If you have damp and mould present in your home, you’re generally more likely to suffer from chronic respiratory issues such as infections, allergies and asthma. Individuals who are regularly exposed to mould may also have weaker immune systems. Some individuals are more susceptible to the effects of damp and mould than others. Babies, children, and elderly people are particularly vulnerable, but exposure has a negative effect on health whatever your age. Find out more about the symptoms of black mould poisoning here.

Identifying black mould spores

Black mould is particularly dangerous. If you’re exposed to black mould spores for a long period, it can cause organ failure. The presence of black mould can also affect your pets. But is the mould within your home black mould? Safewise offers some advice for identifying black mould:

“Before you fly off the handles, make sure the mould you’re seeing is, in fact, black mould. The easiest way to identify mould is to look at the colour. Mould can be black, white, green, red, and orange. If your mould is any color other than black, it’s not black mould. Other moulds can be treated with a bleach solution. However, if you’re unsure, you should call a professional rather than handle a potentially dangerous substance yourself.”

Preventing black mould growth

Like all mould and damp, black mould is caused by excess moisture. Excess moisture can be the result of a number of defects, with leaks and rising damp just two of the causes. The growth of mould is also commonly caused and exacerbated by condensation on windows and doors. Whatever the cause of the mould within your home, identifying the source of the problem and rectifying it is essential.

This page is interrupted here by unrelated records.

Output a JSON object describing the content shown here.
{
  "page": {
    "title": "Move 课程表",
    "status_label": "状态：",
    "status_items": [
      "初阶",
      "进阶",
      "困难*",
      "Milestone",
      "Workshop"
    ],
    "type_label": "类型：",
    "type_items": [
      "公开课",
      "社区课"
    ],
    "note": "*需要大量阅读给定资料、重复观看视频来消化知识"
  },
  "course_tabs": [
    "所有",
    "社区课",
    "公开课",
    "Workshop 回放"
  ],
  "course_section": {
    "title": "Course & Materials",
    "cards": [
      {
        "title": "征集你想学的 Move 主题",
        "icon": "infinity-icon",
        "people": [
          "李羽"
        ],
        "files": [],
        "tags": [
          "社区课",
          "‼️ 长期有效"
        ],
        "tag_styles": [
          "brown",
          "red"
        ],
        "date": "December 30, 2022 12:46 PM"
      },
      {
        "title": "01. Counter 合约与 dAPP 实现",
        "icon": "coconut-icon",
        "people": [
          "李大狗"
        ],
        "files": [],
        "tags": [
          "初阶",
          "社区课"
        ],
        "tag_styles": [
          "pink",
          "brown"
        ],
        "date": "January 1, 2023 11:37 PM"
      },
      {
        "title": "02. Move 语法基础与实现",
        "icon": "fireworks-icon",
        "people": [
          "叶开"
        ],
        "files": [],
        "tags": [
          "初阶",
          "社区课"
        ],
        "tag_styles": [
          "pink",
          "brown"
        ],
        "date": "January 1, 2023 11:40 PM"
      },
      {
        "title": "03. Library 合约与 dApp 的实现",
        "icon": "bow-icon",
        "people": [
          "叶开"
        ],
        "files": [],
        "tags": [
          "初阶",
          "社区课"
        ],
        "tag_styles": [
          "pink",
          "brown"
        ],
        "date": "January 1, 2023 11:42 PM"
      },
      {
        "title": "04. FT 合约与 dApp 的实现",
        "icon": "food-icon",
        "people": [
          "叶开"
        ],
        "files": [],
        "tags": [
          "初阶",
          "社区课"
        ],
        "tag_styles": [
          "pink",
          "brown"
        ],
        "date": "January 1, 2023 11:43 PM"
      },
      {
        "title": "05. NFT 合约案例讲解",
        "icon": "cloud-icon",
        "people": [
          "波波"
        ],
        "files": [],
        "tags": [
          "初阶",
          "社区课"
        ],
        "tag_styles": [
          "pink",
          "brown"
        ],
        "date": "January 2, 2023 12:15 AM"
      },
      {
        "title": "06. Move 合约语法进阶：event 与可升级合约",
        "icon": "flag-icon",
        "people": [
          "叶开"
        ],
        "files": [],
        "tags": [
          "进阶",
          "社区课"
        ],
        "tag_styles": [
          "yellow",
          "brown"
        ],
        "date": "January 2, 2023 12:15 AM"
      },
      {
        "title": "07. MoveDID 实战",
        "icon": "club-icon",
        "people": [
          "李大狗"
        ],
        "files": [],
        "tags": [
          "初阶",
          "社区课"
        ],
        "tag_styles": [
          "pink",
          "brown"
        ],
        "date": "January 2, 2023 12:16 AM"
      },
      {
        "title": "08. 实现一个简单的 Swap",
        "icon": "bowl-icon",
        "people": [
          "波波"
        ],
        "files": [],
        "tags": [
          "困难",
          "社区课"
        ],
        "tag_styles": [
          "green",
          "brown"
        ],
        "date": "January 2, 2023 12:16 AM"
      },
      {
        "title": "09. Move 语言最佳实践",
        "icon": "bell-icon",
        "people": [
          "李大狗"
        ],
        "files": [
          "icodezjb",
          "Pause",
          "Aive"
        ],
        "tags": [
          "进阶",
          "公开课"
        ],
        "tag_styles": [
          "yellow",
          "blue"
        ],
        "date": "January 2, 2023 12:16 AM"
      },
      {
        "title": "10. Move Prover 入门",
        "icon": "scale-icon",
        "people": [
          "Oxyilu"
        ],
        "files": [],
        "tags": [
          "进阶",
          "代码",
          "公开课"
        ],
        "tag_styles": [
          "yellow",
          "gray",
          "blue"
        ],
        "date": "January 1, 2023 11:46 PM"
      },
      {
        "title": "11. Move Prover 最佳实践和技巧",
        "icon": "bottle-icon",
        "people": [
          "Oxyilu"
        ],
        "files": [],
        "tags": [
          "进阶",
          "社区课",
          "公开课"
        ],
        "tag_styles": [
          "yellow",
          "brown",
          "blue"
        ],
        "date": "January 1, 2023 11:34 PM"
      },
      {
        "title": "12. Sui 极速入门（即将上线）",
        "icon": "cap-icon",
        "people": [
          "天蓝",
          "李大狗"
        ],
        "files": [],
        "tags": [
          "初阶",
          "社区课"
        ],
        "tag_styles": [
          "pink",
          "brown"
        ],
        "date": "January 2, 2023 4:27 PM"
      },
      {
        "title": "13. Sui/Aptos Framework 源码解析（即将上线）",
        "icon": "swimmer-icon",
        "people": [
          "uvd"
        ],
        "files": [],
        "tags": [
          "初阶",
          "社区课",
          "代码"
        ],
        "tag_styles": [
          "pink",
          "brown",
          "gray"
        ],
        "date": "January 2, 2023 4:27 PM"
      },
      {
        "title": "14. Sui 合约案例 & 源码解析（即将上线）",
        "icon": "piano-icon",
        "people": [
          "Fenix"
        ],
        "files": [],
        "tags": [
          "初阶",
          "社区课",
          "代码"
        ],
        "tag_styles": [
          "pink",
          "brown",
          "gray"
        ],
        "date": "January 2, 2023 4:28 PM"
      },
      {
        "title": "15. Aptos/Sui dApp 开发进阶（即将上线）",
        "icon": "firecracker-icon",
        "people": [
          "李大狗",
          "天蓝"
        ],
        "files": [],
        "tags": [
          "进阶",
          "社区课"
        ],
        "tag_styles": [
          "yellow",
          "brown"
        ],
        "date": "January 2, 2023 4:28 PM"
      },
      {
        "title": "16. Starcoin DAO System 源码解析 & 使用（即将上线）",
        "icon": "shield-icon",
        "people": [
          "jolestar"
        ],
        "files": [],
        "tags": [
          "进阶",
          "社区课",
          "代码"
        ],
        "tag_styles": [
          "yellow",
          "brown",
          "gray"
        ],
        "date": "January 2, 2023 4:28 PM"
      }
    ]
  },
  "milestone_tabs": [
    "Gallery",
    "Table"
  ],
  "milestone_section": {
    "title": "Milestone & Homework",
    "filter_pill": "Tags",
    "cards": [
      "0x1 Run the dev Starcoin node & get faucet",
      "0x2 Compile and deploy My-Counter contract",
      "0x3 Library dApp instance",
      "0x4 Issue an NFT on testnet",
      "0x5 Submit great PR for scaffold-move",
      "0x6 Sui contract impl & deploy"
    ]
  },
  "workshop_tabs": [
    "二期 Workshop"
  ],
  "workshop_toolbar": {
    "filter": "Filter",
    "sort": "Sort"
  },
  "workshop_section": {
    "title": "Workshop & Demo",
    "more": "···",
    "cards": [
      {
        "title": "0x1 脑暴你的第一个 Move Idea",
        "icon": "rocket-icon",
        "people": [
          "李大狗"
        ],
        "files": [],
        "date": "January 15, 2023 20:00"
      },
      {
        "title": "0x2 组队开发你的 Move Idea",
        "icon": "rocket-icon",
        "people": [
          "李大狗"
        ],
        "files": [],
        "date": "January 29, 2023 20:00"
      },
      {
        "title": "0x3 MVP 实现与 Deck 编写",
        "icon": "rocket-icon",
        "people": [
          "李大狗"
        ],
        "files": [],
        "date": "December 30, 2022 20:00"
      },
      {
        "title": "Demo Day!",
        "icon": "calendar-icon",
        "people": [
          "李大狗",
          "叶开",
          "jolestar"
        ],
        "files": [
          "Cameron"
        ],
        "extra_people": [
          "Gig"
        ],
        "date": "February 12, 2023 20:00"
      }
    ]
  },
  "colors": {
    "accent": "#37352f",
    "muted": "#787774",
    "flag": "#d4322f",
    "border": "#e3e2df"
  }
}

Getting your home healthy and mould-free is possible. In addition to preventing excessively moist air, regulating temperatures indoors and improving ventilation, replacing old or damaged windows is an important step in tackling black mould for good.